Task directions
Show all lines of the listing that contain the word "JSON".
# # # # # # #
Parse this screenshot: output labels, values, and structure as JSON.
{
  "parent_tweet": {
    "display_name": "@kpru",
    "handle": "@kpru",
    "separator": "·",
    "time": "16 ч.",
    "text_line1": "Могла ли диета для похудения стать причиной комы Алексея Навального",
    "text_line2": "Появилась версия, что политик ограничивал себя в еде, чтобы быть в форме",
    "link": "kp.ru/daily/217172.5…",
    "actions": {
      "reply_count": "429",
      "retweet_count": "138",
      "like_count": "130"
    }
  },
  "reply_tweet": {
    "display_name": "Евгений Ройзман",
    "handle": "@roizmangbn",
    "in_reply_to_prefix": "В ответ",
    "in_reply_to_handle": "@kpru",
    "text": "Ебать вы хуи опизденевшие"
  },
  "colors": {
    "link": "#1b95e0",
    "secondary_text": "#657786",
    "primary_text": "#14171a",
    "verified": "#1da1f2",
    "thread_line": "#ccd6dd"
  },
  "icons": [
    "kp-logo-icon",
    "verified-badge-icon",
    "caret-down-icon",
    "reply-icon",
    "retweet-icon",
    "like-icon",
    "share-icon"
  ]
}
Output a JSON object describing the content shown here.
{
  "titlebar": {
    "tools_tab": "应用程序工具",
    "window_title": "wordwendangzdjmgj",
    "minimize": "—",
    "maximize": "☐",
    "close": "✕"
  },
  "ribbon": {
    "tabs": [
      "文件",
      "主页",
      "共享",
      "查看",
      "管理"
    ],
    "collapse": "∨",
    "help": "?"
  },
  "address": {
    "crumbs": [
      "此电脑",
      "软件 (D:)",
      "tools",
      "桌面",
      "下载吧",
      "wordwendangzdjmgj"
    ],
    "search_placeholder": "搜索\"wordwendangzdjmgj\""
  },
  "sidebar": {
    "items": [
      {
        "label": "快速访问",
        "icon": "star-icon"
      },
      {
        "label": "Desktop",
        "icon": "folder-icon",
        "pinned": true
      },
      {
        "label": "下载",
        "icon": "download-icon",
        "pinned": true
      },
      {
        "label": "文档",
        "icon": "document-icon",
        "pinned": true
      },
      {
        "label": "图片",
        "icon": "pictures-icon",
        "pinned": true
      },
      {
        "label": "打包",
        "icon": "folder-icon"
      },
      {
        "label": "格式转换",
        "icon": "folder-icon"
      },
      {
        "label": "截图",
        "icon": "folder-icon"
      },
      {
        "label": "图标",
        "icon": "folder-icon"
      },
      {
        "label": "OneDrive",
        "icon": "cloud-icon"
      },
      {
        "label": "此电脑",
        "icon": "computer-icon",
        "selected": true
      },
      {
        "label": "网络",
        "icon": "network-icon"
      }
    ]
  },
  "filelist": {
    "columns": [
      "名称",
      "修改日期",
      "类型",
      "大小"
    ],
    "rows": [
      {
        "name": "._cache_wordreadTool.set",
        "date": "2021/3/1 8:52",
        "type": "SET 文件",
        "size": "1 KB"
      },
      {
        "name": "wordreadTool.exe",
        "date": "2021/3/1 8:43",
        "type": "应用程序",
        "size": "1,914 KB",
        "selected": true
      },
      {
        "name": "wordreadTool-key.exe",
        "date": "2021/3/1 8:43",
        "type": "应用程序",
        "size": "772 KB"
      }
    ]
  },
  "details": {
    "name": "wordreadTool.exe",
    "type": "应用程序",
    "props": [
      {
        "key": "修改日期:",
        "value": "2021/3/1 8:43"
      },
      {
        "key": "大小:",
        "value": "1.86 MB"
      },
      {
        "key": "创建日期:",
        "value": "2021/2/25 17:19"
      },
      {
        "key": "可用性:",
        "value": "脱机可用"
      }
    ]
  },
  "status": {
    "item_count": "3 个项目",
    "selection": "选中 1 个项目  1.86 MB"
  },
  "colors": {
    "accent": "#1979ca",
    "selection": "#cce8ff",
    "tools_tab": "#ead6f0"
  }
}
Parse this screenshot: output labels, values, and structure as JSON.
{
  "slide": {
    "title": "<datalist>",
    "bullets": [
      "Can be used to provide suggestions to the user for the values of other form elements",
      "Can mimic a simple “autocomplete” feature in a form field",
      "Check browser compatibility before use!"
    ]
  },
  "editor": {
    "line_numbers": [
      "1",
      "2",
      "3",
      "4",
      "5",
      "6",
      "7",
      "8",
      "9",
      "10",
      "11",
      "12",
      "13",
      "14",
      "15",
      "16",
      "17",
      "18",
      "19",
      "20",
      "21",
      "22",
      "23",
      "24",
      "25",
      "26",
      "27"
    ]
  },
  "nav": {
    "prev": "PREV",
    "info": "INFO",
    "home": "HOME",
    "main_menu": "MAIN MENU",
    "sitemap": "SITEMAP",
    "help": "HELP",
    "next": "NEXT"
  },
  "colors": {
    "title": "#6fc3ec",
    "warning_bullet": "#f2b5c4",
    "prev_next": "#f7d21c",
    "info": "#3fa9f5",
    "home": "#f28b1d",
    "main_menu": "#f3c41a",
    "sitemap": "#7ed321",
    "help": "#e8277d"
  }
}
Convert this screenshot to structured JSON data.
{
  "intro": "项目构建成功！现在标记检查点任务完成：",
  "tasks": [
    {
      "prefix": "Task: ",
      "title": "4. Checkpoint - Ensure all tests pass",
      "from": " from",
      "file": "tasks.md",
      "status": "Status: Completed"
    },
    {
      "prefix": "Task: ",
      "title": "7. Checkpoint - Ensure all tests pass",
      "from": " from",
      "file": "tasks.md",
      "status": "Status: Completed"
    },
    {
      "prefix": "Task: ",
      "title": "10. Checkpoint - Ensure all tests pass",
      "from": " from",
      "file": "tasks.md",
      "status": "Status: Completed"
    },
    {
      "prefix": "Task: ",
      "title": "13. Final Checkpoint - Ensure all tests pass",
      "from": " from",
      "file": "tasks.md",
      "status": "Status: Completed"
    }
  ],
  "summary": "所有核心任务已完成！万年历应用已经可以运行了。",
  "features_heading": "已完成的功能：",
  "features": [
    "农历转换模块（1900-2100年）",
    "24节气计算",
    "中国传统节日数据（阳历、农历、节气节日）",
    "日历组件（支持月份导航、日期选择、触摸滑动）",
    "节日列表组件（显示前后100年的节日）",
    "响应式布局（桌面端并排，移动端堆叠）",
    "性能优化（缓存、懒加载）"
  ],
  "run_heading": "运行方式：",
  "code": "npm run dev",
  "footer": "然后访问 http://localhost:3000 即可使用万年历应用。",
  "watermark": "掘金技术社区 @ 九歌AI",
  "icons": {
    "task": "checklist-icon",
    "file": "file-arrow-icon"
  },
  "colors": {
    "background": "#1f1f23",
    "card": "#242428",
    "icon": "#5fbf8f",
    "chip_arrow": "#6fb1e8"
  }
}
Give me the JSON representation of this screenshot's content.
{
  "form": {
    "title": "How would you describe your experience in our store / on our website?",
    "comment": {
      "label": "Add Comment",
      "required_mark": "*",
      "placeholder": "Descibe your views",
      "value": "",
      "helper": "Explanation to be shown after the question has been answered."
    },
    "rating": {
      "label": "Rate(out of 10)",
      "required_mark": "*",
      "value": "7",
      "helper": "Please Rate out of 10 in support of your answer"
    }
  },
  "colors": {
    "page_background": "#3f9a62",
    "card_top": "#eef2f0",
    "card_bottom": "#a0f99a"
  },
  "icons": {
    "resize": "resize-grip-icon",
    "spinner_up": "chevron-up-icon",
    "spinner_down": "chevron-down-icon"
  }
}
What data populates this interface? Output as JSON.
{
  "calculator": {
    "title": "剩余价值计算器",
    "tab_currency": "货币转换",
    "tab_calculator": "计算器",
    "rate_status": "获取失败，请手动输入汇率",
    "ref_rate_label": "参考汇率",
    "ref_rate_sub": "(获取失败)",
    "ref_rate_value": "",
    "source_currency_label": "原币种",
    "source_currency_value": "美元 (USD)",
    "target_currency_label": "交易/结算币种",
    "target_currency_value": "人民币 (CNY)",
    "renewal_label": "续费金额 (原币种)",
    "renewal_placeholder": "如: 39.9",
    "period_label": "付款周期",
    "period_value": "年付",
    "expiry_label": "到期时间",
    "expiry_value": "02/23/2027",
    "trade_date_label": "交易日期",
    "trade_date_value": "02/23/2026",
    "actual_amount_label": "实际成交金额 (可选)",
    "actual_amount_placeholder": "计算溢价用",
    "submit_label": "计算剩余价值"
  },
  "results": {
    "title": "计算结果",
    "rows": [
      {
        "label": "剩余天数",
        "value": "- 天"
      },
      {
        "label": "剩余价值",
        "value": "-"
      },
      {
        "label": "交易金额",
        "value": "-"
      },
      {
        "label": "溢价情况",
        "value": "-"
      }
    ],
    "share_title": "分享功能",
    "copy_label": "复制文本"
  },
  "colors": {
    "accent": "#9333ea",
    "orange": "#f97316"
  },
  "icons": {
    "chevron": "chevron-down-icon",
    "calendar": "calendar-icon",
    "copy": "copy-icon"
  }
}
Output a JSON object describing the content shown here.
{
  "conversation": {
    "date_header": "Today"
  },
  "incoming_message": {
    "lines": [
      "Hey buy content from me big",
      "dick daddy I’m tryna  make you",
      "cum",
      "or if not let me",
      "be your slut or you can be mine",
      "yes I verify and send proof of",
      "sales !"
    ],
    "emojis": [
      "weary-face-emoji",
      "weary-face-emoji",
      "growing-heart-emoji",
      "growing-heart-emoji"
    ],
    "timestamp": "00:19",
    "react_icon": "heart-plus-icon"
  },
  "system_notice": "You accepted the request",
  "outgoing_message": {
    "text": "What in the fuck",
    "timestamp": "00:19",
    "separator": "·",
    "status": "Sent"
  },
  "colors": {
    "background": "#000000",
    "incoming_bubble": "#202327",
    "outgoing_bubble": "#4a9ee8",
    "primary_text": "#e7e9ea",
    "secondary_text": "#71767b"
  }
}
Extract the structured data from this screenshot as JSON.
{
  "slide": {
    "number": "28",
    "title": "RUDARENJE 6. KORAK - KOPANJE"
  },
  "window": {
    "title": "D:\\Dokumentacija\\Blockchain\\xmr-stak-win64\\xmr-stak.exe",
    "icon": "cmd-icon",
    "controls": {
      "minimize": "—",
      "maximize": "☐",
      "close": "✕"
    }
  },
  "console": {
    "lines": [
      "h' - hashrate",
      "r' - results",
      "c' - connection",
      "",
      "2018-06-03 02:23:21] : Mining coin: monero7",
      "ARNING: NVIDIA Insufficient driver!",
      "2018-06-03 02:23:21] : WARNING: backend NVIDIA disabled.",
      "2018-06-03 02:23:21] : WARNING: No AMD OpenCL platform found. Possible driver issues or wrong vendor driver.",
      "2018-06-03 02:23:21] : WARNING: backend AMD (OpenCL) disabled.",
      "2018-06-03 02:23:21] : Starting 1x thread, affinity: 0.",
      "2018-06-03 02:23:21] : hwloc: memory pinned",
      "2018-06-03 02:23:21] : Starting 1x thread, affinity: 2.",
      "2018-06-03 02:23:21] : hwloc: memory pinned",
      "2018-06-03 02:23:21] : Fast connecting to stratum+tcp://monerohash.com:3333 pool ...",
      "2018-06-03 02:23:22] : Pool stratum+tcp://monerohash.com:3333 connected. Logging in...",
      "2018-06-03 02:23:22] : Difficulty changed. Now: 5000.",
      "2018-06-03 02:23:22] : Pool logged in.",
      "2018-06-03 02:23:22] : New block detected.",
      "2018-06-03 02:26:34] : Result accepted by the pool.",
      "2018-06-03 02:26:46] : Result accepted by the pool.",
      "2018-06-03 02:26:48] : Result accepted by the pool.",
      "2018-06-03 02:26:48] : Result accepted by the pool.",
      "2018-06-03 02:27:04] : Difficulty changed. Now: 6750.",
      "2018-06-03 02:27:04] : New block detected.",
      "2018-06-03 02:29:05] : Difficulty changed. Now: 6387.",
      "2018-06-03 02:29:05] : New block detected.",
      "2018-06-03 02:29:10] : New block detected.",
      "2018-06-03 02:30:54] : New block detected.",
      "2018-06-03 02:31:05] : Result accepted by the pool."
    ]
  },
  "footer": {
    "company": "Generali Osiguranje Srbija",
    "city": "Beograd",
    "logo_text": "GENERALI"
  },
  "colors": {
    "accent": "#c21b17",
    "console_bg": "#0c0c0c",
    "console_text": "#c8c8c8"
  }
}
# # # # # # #
Task output
Parse this screenshot: output labels, values, and structure as JSON.
Output a JSON object describing the content shown here.
Parse this screenshot: output labels, values, and structure as JSON.
Convert this screenshot to structured JSON data.
Give me the JSON representation of this screenshot's content.
What data populates this interface? Output as JSON.
Output a JSON object describing the content shown here.
Extract the structured data from this screenshot as JSON.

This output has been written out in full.